Lara Bazelon of Slate magazine includes Wayne County Prosecutor Kym Worthy among targets in a roundup headlined: "The Innocence Deniers: When convictions are clearly wrong, these prosecutors don’t just hinder justice—they actively work against it."
Worthy has a rep as a crusader against crime in a city with pervasive crime. Who doesn't love that? She's also aggressively pushed for funding to process rape kits and isn't afraid to charge cops criminally. More kudos.
But some complain that she, like some other counterparts elsewhere, fights too hard against reversing convictions when the evidence strongly suggests innocence.
"Many prosecutors accept this responsibility and, when proven wrong, ask the judge to dismiss a case or settle by way of a plea bargain," the author writes. "But too many do not. Indeed, there is a class of prosecutors that might fairly be called innocence deniers."
"These prosecutors do not 'do justice' as the Supreme Court defines it. Instead, they delay justice and in some cases actively work against it. When a prisoner is exonerated by a lower court, these prosecutors double and triple down, filing appeal after appeal."
In Worthy's case, the author cites a glaring example of denying justice: Davontae Sanford, who was 14 in 2008 when he confessed to murdering four people in an east side Detroit drug house. Bazelon writes:
Left alone with detectives in a late-night interrogation, Sanford says he broke down after being told he could go home if he gave them “something.” On the advice of a lawyer whose license was later suspended for misconduct, Sanders pleaded guilty in the middle of his March 2008 trial and received a sentence of 39 to 92 years in prison.
Sixteen days after he was sentenced, a hit man named Vincent Smothers told the police he had carried out 12 contract killings, including the four Sanford had pleaded guilty to committing.
Smothers explained that he'd worked with an accomplice, Ernest Davis, and he provided a wealth of corroborating details to back up his account. Smothers told police where they could find one of the weapons used in the murders; the gun was recovered and ballistics matched it to the crime scene. He also told the police he had used a different gun in several of the other murders, which ballistics tests confirmed. Once Smothers’ confession was corroborated, it was clear Sanford was innocent. Smothers made this point explicitly in an 2015 affidavit, emphasizing that Sanford hadn’t been involved in the crimes "in any way."
State Police Step In
Smothers and Davis weren't charged with the murders.
In 2015, the Michigan State Police began to re-investigate the case, and a year later issued a 117-page report detailing compelling evidence that Smothers and Davis were guilty; that Sanford was innocent; and that Detroit’s then-deputy police chief, James Tolbert, lied to convict Sanford.
Nine years into his sentence, Worthy finally agreed to his release—but only because of Tobert's misconduct.
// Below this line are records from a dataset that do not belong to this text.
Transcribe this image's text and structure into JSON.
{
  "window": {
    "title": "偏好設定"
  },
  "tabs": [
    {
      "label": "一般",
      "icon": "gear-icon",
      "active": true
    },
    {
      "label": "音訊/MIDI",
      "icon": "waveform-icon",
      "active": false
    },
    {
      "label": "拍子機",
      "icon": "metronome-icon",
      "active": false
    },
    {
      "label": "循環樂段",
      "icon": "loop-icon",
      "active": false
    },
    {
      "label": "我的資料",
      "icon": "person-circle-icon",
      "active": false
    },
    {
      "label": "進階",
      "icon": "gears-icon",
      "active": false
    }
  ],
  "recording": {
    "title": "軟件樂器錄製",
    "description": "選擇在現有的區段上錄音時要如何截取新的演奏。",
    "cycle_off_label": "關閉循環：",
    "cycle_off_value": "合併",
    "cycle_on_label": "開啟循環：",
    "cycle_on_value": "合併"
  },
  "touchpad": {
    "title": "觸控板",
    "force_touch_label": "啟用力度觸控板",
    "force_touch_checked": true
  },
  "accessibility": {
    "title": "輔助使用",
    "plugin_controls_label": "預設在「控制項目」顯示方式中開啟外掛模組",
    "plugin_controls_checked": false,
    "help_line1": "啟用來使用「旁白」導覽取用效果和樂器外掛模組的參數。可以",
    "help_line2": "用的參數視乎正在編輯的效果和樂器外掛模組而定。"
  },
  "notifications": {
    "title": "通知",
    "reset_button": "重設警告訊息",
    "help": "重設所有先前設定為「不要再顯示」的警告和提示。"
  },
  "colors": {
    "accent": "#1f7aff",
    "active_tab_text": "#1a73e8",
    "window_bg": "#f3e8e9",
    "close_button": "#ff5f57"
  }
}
Worthy ignored the state police's recommendation to bring perjury charges against Tolbert and murder charges against Smothers and Davis. She also insisted Sanford was still guilty, pointing to his confession.
Richard Wershe Jr.
Slate doesn't mention Worthy's almost irrational crusade to keep Richard Wershe Jr. ("White Boy Rick)" behind bars for life.
He was sentenced to life in prison as a teenager in the late 1980s for cocaine trafficking. He was guilty and deserved some time, no question. But he also cooperated with law enforcement authorities on major cases both before he went to prison and while he was behind bars.
For perspective: Salvatore "Sammy the Bull" Gravano, underboss of the Gambino crime family in New York, confessed to a role in 19 murders and was sentenced to five years in prison in exchange for his cooperation against the mob.
Worthy opposed Wershe's parole at every turn, portraying him as a danger to society and falsely making him out to be a dangerous drug lord like the late Pablo Escobar. He was hardly that.
FBI agents and federal prosecutors, who were familiar with his extremely helpful cooperation in big cases, pushed for his parole, but to no avail.
Finally, last year, Worthy agreed not to oppose his parole. In July, after nearly 30 years behind bars, Michigan's Parole Board voted to release him from prison.
Problem is, Wershe had another conviction in Florida, where he was charged as part of a car theft ring while living under the witness protection program.
Worthy made it clear to Florida authorities, according to reports, that they should come down hard on Wershe, who got five years.
After his release from Michigan, Wershe was taken to Florida where is serving out that term, minus good time and possibly other considerations. Worthy had no interest in intervening there and helping right an injustice she perpetuated for many years here in Detroit.
The good news is that Worthy is launching a Conviction Integrity Unit, headed by Valerie R. Newman, to review possible wrongful convictions. Newman was recruited from the State Appellate Defender Office, where she spent 26 years -- her full legal career -- representing indigent defendants in criminal cases. Her LinkedIn page describes a "passion for a fair and just criminal justice system."
That move might help Worthy get off the innocence deniers list. It's not a good place to be.